For three years, Penny Ercanbeck has been opening other people’s mail. Dead ends are a reality for clerks at the Dead Letter Office. Still she dreams of something more–a bit of intrigue, a taste of romance, or at least a touch less loneliness. When a letter from a brokenhearted man to his one true love falls into her hands, Penny seizes this chance to do something heroic. It becomes her mission to place this lost letter into the hands of its intended recipient.
Thomas left his former life with no intention of ending up in Azure Springs, Iowa. He certainly didn’t expect a happy ending after what he had done. All he wanted to do was run and never look back. In a moment of desperation, he began to write, never really expecting a reply.
When Penny’s undertaking leads her to the intriguing man who touched her soul with his words, everything grows more complicated. She wants to find the rightful owner of the letter and yet she finds herself caring–perhaps too much–for the one who wrote it.
I really enjoyed Rachel Fordham’s debut book. She really brings a fresh voice to the small-town romance genre. My thoughts:
What I liked
It was different. I have to give Fordham credit for doing something unique.

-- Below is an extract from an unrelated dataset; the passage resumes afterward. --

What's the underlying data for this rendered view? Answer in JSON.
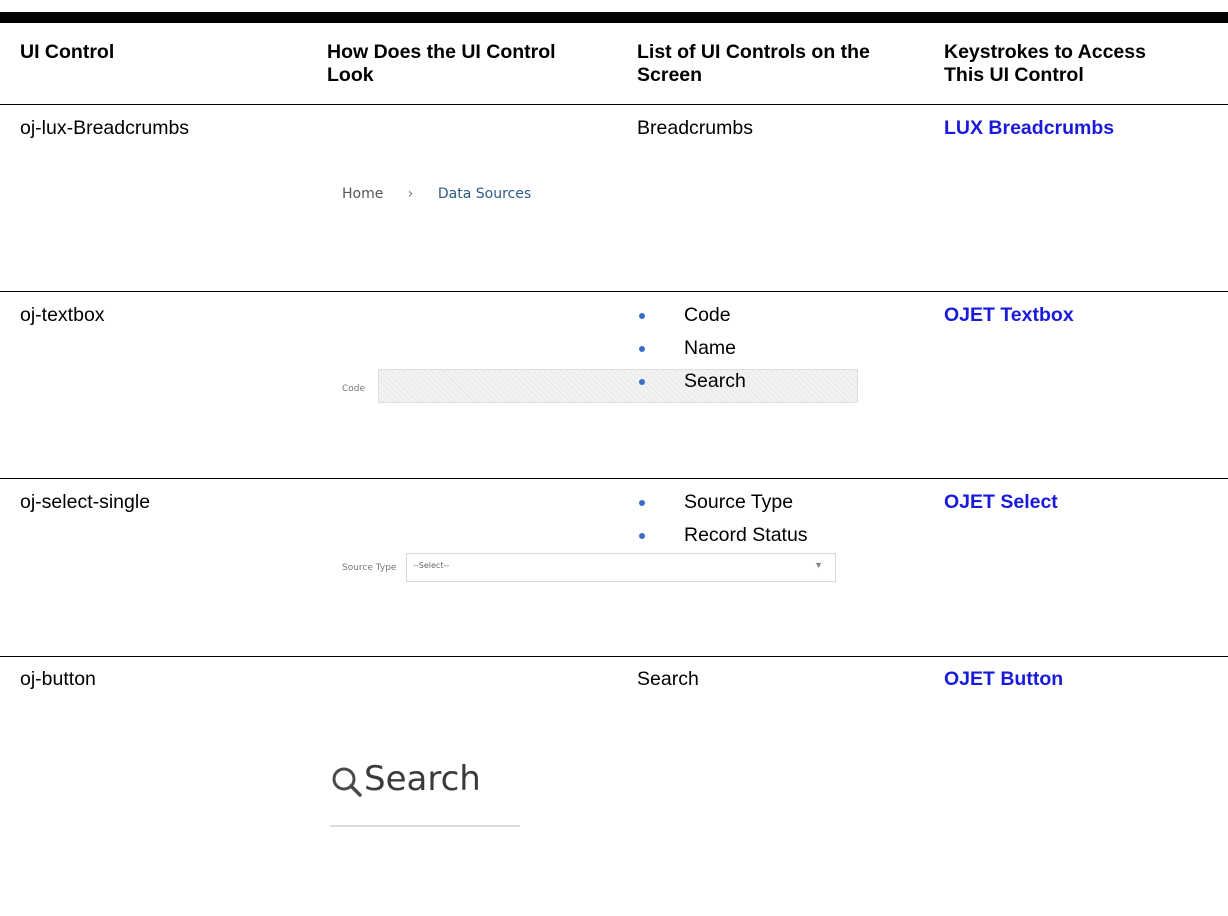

This novel is part epistolary, part mystery, part western. It’s a lot going on without feeling like a lot is going on.
Romance. Fordham actually presents more than one romance to show that romantic love can come in many different ways and forms…even with Penny. Penny had one way that she was looking for love, but her romance came to fruition a bit differently than she thought.

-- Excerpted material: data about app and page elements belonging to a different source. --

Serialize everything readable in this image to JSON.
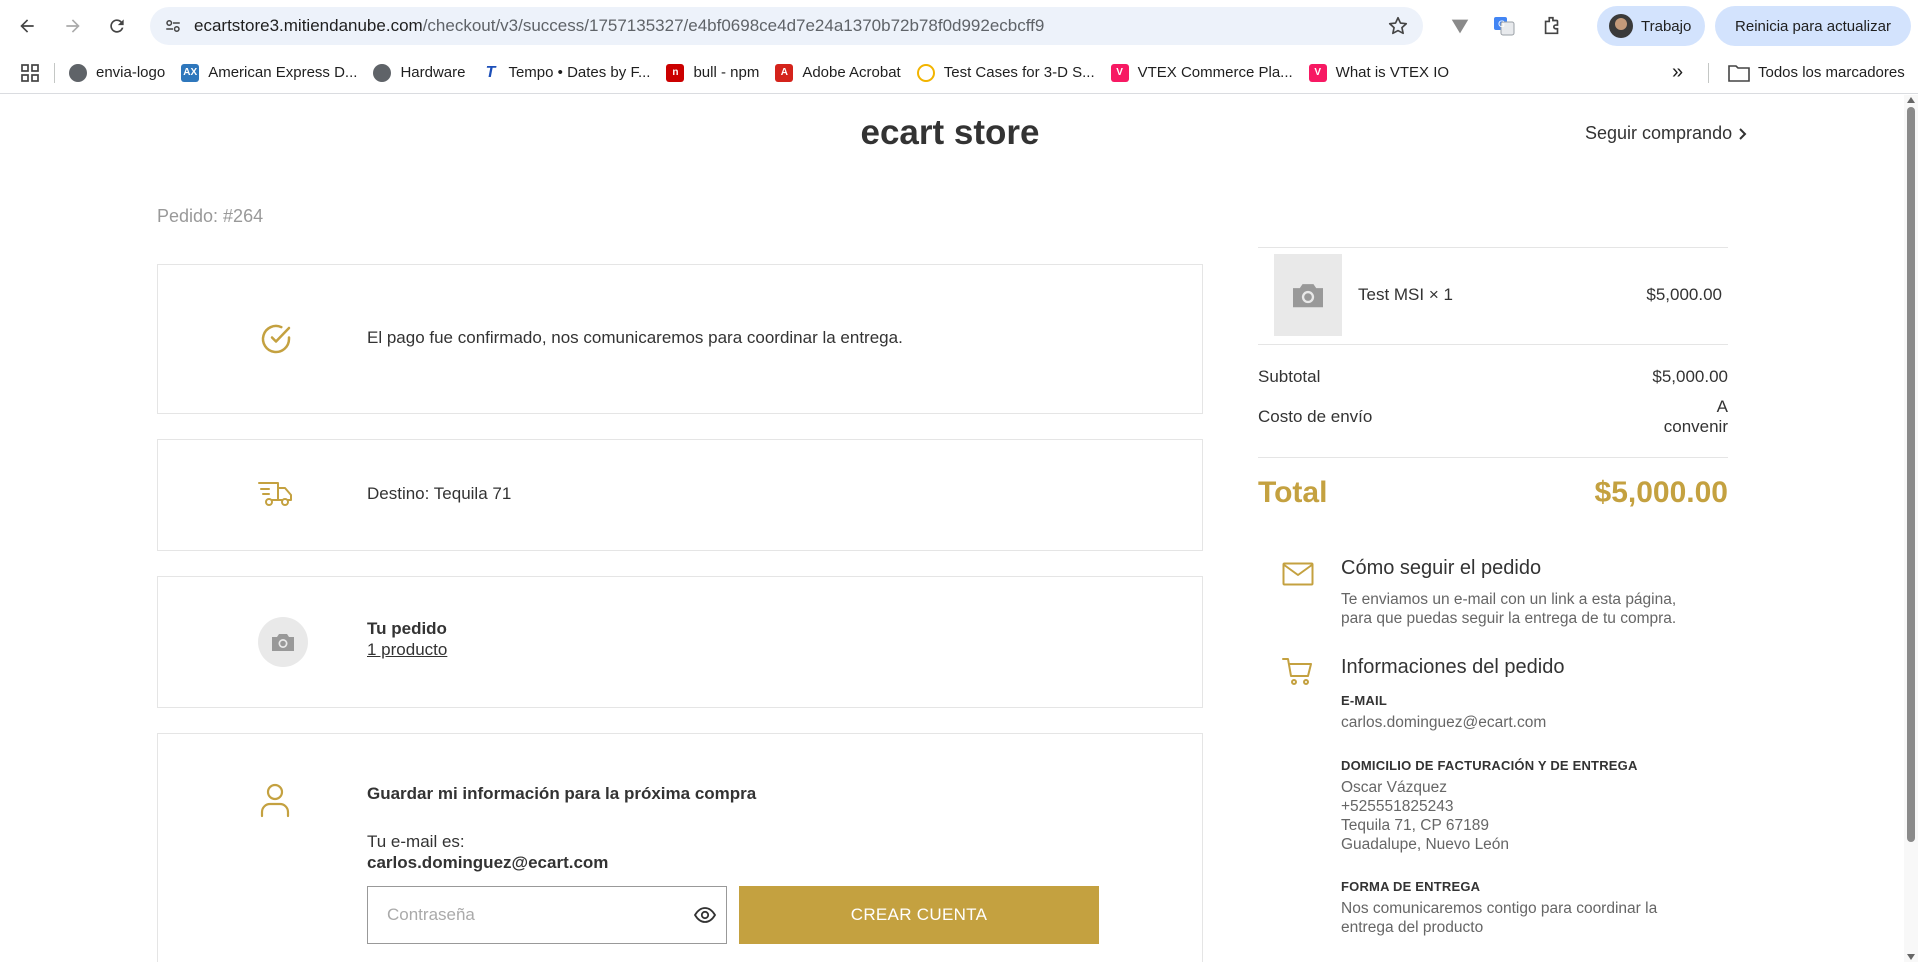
{
  "browser": {
    "url_host": "ecartstore3.mitiendanube.com",
    "url_path": "/checkout/v3/success/1757135327/e4bf0698ce4d7e24a1370b72b78f0d992ecbcff9",
    "profile_label": "Trabajo",
    "update_label": "Reinicia para actualizar",
    "bookmarks": [
      {
        "label": "envia-logo"
      },
      {
        "label": "American Express D..."
      },
      {
        "label": "Hardware"
      },
      {
        "label": "Tempo • Dates by F..."
      },
      {
        "label": "bull - npm"
      },
      {
        "label": "Adobe Acrobat"
      },
      {
        "label": "Test Cases for 3-D S..."
      },
      {
        "label": "VTEX Commerce Pla..."
      },
      {
        "label": "What is VTEX IO"
      }
    ],
    "all_bookmarks_label": "Todos los marcadores",
    "more_label": "»"
  },
  "header": {
    "store_name": "ecart store",
    "keep_shopping": "Seguir comprando",
    "order_number": "Pedido: #264"
  },
  "cards": {
    "payment_message": "El pago fue confirmado, nos comunicaremos para coordinar la entrega.",
    "destination": "Destino: Tequila 71",
    "order_title": "Tu pedido",
    "order_link": "1 producto",
    "save_title": "Guardar mi información para la próxima compra",
    "email_intro": "Tu e-mail es:",
    "email_value": "carlos.dominguez@ecart.com",
    "password_placeholder": "Contraseña",
    "create_account": "CREAR CUENTA"
  },
  "summary": {
    "product_name": "Test MSI × 1",
    "product_price": "$5,000.00",
    "subtotal_label": "Subtotal",
    "subtotal_value": "$5,000.00",
    "shipping_label": "Costo de envío",
    "shipping_value_1": "A",
    "shipping_value_2": "convenir",
    "total_label": "Total",
    "total_value": "$5,000.00"
  },
  "info": {
    "follow_title": "Cómo seguir el pedido",
    "follow_text_1": "Te enviamos un e-mail con un link a esta página,",
    "follow_text_2": "para que puedas seguir la entrega de tu compra.",
    "order_info_title": "Informaciones del pedido",
    "email_label": "E-MAIL",
    "email_value": "carlos.dominguez@ecart.com",
    "address_label": "DOMICILIO DE FACTURACIÓN Y DE ENTREGA",
    "address_name": "Oscar Vázquez",
    "address_phone": "+525551825243",
    "address_street": "Tequila 71, CP 67189",
    "address_city": "Guadalupe, Nuevo León",
    "delivery_label": "FORMA DE ENTREGA",
    "delivery_text_1": "Nos comunicaremos contigo para coordinar la",
    "delivery_text_2": "entrega del producto"
  },
  "colors": {
    "accent": "#c4a140",
    "chip": "#d3e3fd",
    "omnibox": "#edf2fa"
  }
}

Mystery. There is one mystery that’s a bit obvious, but then there was a twist in the book that I didn’t see coming.
Spiritually, the characters pray, deal with grief, and how to attain peace.
What I didn’t like

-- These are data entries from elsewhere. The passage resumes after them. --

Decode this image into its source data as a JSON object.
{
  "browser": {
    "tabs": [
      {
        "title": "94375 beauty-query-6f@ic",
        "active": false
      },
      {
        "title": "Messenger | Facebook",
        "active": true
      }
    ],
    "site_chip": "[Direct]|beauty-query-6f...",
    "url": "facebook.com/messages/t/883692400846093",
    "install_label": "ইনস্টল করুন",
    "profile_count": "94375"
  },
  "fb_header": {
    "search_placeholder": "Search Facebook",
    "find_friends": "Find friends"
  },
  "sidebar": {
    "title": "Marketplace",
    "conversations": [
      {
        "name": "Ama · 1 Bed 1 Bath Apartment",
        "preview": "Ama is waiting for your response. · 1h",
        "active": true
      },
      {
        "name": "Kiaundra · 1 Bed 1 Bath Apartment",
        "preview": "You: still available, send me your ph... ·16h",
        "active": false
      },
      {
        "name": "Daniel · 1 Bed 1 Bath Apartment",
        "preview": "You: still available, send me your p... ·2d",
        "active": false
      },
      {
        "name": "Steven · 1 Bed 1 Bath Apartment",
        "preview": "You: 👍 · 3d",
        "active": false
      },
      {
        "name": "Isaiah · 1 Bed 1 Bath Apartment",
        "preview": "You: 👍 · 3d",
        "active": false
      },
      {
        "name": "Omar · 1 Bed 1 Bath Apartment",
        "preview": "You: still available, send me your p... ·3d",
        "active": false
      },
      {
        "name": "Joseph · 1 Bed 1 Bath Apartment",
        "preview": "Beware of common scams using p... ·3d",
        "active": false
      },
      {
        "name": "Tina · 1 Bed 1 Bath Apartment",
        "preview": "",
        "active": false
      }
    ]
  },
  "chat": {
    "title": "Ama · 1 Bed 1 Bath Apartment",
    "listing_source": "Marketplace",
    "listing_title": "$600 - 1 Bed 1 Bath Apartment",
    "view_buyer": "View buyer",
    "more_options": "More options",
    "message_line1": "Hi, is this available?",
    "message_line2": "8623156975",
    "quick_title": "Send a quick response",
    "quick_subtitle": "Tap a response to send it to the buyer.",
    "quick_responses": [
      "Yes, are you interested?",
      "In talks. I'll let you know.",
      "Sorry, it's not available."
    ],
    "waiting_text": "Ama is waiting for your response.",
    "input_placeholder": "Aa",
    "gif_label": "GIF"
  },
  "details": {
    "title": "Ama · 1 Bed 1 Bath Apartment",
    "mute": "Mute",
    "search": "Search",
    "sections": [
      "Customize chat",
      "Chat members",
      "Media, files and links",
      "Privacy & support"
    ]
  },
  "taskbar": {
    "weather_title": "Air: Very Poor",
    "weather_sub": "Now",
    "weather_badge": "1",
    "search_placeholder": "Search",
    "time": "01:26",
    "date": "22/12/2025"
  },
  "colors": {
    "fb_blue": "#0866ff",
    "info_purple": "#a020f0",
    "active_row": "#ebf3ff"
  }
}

This book started slow. I’m not sure why, but it took quite some time before I found myself invested. But, the thing that got me, was that the heroine makes a decision that I think was supposed to be kind of romantic but came off to me as creepy and stalkerish. I had serious second-hand embarrassment that made me put the book down. I know I was supposed to suspend disbelief but I couldn’t.
Lastly, (and this is bit a of a pet peeve), I will never understand what authors are trying to say when they glorify these small towns and vilify big cities. I cannot tell you how many times I was told just how great Azure Springs was and how awful Alexandria, VA/Washington DC was (which is funny because coming from Chicago, those cities seem rather small townish to me).
Romantic scale: 7
Overall, if you’re looking for a cute romance, than this is for you. It just wasn’t my cup of tea.
**I received a copy from Revell. My opinion was not affected in anyway.**